What is required: Quote all of the data exactly as given. Skip every picture it contains.
◇ ◇ ◇ ◇ ◇
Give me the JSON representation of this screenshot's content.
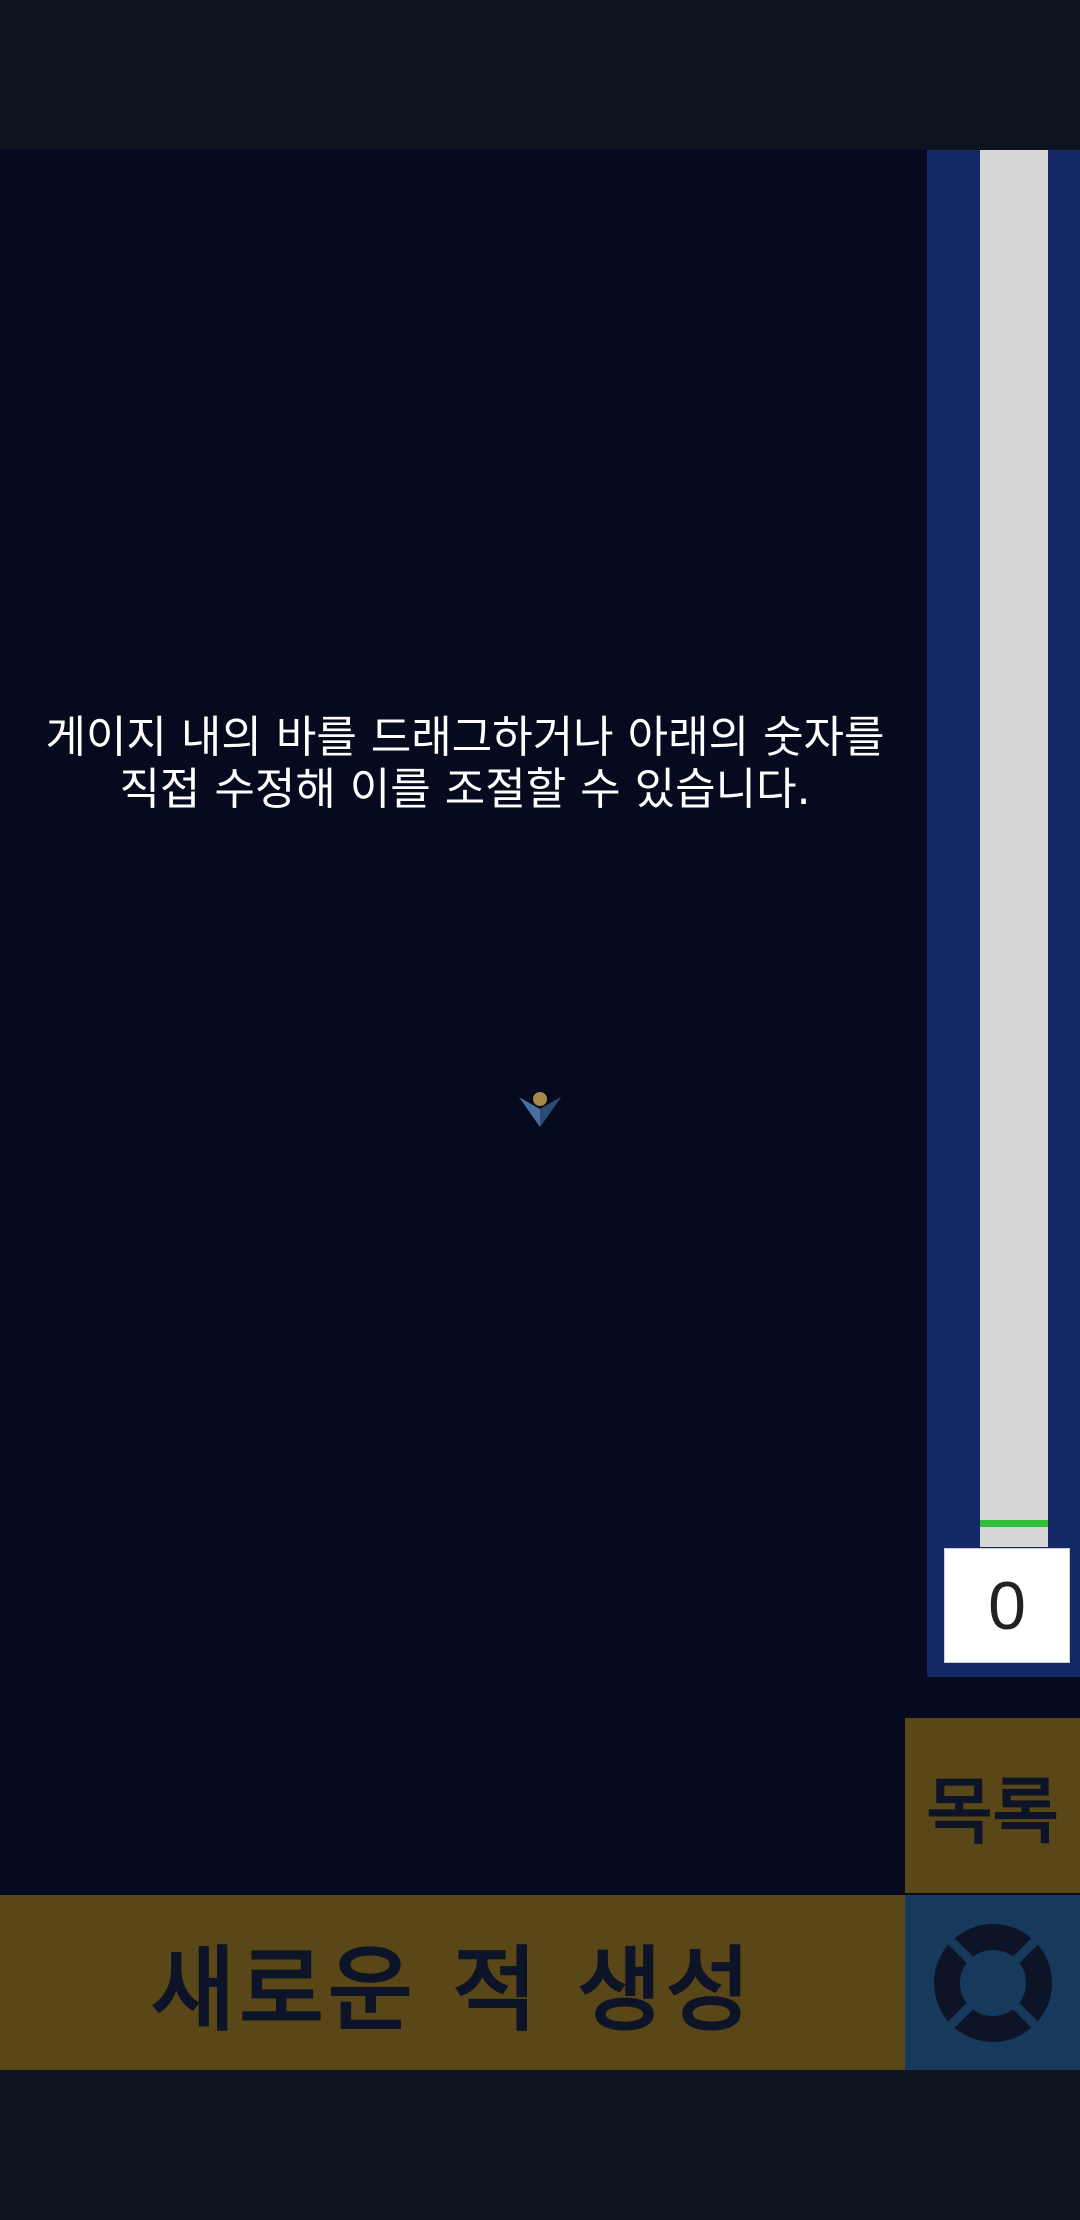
{
  "hint": {
    "text": "게이지 내의 바를 드래그하거나 아래의 숫자를\n직접 수정해 이를 조절할 수 있습니다."
  },
  "gauge": {
    "value": "0",
    "level_fraction": 0.0,
    "bar_color": "#2fbf3a"
  },
  "buttons": {
    "list_label": "목록",
    "spawn_label": "새로운 적 생성",
    "settings_icon": "lifebuoy-icon"
  },
  "colors": {
    "playfield": "#050a1e",
    "gauge_panel": "#132864",
    "button_gold": "#5a4718",
    "settings_blue": "#173a5c"
  }
}
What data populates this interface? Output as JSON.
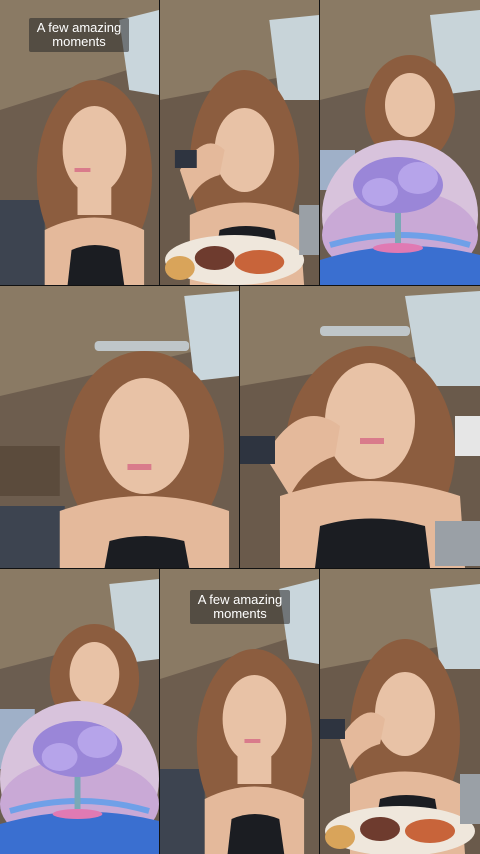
{
  "captions": {
    "top": "A few amazing\nmoments",
    "bottom": "A few amazing\nmoments"
  },
  "colors": {
    "canopy": "#8a7a64",
    "hair": "#8c5d3f",
    "skin": "#e8c2a6",
    "top": "#1b1d22",
    "tree_leaves": "#9a86d8",
    "water": "#3a6fd0"
  },
  "tiles": [
    {
      "name": "tile-1-woman-talking",
      "scene": "talking"
    },
    {
      "name": "tile-2-woman-hand-on-face-with-food",
      "scene": "resting-food"
    },
    {
      "name": "tile-3-tree-filter",
      "scene": "tree-filter"
    },
    {
      "name": "tile-4-woman-talking-large",
      "scene": "talking"
    },
    {
      "name": "tile-5-woman-hand-on-face-large",
      "scene": "resting"
    },
    {
      "name": "tile-6-tree-filter",
      "scene": "tree-filter"
    },
    {
      "name": "tile-7-woman-talking",
      "scene": "talking"
    },
    {
      "name": "tile-8-woman-hand-on-face-with-food",
      "scene": "resting-food"
    }
  ]
}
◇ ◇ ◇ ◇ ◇
Task response:
Give me the JSON representation of this screenshot's content.
{
  "hint": {
    "text": "게이지 내의 바를 드래그하거나 아래의 숫자를\n직접 수정해 이를 조절할 수 있습니다."
  },
  "gauge": {
    "value": "0",
    "level_fraction": 0.0,
    "bar_color": "#2fbf3a"
  },
  "buttons": {
    "list_label": "목록",
    "spawn_label": "새로운 적 생성",
    "settings_icon": "lifebuoy-icon"
  },
  "colors": {
    "playfield": "#050a1e",
    "gauge_panel": "#132864",
    "button_gold": "#5a4718",
    "settings_blue": "#173a5c"
  }
}
What data populates this interface? Output as JSON.
{
  "captions": {
    "top": "A few amazing\nmoments",
    "bottom": "A few amazing\nmoments"
  },
  "colors": {
    "canopy": "#8a7a64",
    "hair": "#8c5d3f",
    "skin": "#e8c2a6",
    "top": "#1b1d22",
    "tree_leaves": "#9a86d8",
    "water": "#3a6fd0"
  },
  "tiles": [
    {
      "name": "tile-1-woman-talking",
      "scene": "talking"
    },
    {
      "name": "tile-2-woman-hand-on-face-with-food",
      "scene": "resting-food"
    },
    {
      "name": "tile-3-tree-filter",
      "scene": "tree-filter"
    },
    {
      "name": "tile-4-woman-talking-large",
      "scene": "talking"
    },
    {
      "name": "tile-5-woman-hand-on-face-large",
      "scene": "resting"
    },
    {
      "name": "tile-6-tree-filter",
      "scene": "tree-filter"
    },
    {
      "name": "tile-7-woman-talking",
      "scene": "talking"
    },
    {
      "name": "tile-8-woman-hand-on-face-with-food",
      "scene": "resting-food"
    }
  ]
}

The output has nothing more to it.